# Prompt
Work out how many lines in these entries include the string "with", and give only that figure.

# Records shown
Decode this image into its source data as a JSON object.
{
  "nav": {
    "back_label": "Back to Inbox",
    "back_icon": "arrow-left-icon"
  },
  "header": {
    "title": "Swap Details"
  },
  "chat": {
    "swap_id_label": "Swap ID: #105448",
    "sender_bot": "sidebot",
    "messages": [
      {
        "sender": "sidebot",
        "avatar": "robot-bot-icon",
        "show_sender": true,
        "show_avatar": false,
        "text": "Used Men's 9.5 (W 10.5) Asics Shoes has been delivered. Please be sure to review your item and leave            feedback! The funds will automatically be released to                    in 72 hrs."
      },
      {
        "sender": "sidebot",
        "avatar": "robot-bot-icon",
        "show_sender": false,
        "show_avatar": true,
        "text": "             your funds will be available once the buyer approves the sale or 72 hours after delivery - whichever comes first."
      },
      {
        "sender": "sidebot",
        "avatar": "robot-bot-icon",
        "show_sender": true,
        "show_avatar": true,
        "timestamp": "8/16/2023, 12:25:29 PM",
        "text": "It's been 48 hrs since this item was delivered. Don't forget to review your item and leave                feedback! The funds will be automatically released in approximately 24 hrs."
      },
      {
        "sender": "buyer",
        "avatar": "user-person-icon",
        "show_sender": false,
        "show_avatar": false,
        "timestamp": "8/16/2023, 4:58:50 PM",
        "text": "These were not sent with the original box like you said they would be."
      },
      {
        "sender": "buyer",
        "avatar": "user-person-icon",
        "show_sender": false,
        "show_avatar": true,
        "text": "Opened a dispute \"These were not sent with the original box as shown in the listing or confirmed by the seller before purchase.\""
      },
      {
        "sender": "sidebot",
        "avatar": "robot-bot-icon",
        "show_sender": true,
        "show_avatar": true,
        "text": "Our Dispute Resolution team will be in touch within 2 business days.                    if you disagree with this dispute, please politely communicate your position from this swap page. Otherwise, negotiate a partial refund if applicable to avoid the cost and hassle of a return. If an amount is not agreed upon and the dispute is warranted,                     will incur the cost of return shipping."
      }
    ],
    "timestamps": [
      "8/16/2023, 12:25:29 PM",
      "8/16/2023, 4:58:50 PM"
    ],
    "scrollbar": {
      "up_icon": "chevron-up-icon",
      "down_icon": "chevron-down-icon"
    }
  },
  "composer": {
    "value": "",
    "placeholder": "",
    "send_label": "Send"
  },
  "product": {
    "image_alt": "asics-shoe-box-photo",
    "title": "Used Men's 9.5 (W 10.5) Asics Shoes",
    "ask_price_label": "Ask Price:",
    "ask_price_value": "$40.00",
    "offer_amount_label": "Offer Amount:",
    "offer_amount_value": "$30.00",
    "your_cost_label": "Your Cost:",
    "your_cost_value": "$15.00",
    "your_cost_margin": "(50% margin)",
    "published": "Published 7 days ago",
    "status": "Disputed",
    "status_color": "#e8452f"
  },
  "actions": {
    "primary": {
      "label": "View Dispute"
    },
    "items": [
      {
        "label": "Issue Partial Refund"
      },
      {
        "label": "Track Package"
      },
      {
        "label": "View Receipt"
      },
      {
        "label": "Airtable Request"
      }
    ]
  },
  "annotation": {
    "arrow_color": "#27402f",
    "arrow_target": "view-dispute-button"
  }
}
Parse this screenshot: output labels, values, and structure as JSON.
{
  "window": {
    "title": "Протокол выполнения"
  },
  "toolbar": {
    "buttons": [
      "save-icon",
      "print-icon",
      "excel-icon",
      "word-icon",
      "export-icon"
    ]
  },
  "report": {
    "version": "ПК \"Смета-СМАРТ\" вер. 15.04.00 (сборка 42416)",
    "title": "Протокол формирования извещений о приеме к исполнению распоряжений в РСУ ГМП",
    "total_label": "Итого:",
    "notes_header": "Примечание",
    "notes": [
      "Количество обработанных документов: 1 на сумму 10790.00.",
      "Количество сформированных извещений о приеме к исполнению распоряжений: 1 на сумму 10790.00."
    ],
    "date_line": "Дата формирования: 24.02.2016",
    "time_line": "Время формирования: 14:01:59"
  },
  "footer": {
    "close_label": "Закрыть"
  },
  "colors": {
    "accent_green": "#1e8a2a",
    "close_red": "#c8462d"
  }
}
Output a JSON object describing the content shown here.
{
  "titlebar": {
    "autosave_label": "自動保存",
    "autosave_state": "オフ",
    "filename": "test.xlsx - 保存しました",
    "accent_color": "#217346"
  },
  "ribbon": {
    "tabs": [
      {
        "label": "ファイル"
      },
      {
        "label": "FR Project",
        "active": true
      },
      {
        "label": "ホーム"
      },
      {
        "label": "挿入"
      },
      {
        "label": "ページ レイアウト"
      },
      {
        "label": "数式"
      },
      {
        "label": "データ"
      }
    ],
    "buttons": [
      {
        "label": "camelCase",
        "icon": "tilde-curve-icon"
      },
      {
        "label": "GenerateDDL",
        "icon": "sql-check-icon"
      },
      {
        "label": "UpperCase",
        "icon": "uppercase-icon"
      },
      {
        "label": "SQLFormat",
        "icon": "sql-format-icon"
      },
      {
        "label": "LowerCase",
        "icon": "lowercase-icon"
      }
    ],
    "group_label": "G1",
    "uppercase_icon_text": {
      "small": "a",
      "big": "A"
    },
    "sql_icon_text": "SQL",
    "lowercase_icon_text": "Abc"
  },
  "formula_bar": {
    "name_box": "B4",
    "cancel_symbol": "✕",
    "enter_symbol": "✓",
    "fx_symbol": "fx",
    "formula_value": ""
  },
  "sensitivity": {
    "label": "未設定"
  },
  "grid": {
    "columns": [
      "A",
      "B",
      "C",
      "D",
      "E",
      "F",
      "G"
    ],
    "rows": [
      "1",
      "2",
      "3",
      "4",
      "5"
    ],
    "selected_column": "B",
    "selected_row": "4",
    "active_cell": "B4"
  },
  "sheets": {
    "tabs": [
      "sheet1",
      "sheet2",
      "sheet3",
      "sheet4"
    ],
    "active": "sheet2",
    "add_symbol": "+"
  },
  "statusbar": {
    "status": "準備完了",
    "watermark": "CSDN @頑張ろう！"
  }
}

# Response
3